Find every line with the string "suffix" in the material below and copy it.

···

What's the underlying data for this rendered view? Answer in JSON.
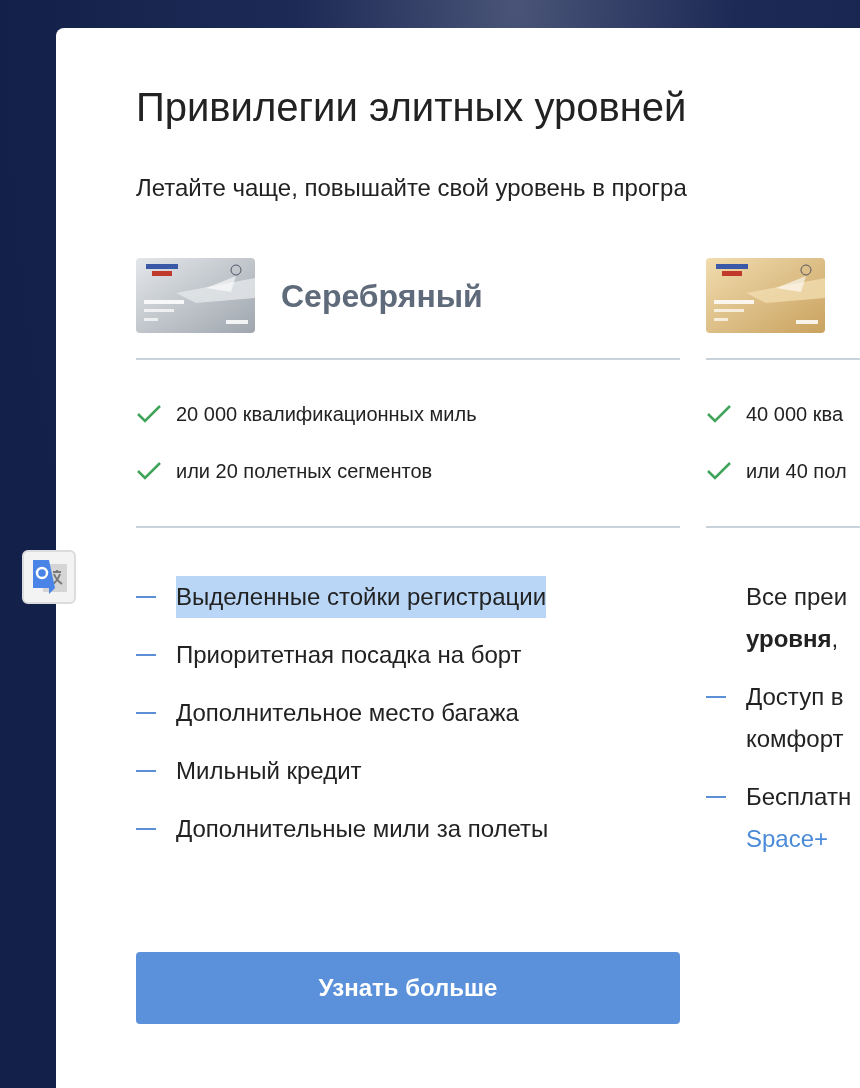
{
  "title": "Привилегии элитных уровней",
  "subtitle": "Летайте чаще, повышайте свой уровень в програ",
  "tiers": [
    {
      "kind": "silver",
      "name": "Серебряный",
      "requirements": [
        "20 000 квалификационных миль",
        "или 20 полетных сегментов"
      ],
      "benefits": [
        {
          "kind": "item",
          "highlighted": true,
          "lines": [
            {
              "text": "Выделенные стойки регистрации",
              "link": false
            }
          ]
        },
        {
          "kind": "item",
          "highlighted": false,
          "lines": [
            {
              "text": "Приоритетная посадка на борт",
              "link": false
            }
          ]
        },
        {
          "kind": "item",
          "highlighted": false,
          "lines": [
            {
              "text": "Дополнительное место багажа",
              "link": false
            }
          ]
        },
        {
          "kind": "item",
          "highlighted": false,
          "lines": [
            {
              "text": "Мильный кредит",
              "link": false
            }
          ]
        },
        {
          "kind": "item",
          "highlighted": false,
          "lines": [
            {
              "text": "Дополнительные мили за полеты",
              "link": false
            }
          ]
        }
      ],
      "button": "Узнать больше"
    },
    {
      "kind": "gold",
      "requirements": [
        "40 000 ква",
        "или 40 пол"
      ],
      "benefits": [
        {
          "kind": "intro",
          "highlighted": false,
          "lines": [
            {
              "text": "Все преи",
              "link": false
            },
            {
              "text": "**уровня**,",
              "link": false
            }
          ]
        },
        {
          "kind": "item",
          "highlighted": false,
          "lines": [
            {
              "text": "Доступ в",
              "link": false
            },
            {
              "text": "комфорт",
              "link": false
            }
          ]
        },
        {
          "kind": "item",
          "highlighted": false,
          "lines": [
            {
              "text": "Бесплатн",
              "link": false
            },
            {
              "text": "Space+",
              "link": true
            }
          ]
        }
      ]
    }
  ]
}
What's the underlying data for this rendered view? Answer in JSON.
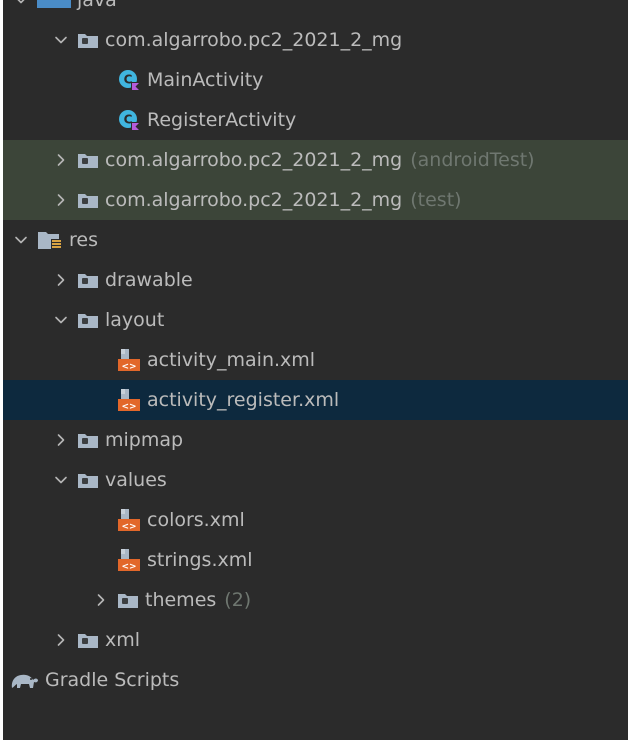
{
  "tree": {
    "java": {
      "label": "java"
    },
    "pkg_main": {
      "label": "com.algarrobo.pc2_2021_2_mg"
    },
    "main_activity": {
      "label": "MainActivity"
    },
    "register_activity": {
      "label": "RegisterActivity"
    },
    "pkg_android_test": {
      "label": "com.algarrobo.pc2_2021_2_mg",
      "suffix": "(androidTest)"
    },
    "pkg_test": {
      "label": "com.algarrobo.pc2_2021_2_mg",
      "suffix": "(test)"
    },
    "res": {
      "label": "res"
    },
    "drawable": {
      "label": "drawable"
    },
    "layout": {
      "label": "layout"
    },
    "activity_main": {
      "label": "activity_main.xml"
    },
    "activity_register": {
      "label": "activity_register.xml"
    },
    "mipmap": {
      "label": "mipmap"
    },
    "values": {
      "label": "values"
    },
    "colors": {
      "label": "colors.xml"
    },
    "strings": {
      "label": "strings.xml"
    },
    "themes": {
      "label": "themes",
      "suffix": "(2)"
    },
    "xml": {
      "label": "xml"
    },
    "gradle": {
      "label": "Gradle Scripts"
    }
  },
  "icons": {
    "folder": "folder-icon",
    "kotlin_class": "kotlin-class-icon",
    "xml_layout": "xml-file-icon",
    "res_folder": "resource-folder-icon",
    "gradle": "gradle-elephant-icon"
  },
  "colors": {
    "background": "#2b2b2b",
    "test_scope_row": "#3c4539",
    "selected_row": "#0d293e",
    "text": "#bbbbbb",
    "muted_text": "#6f7770"
  }
}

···

* **ANSWER SPACE**
      "suffix": "(androidTest)"
      "suffix": "(test)"
      "suffix": "(2)"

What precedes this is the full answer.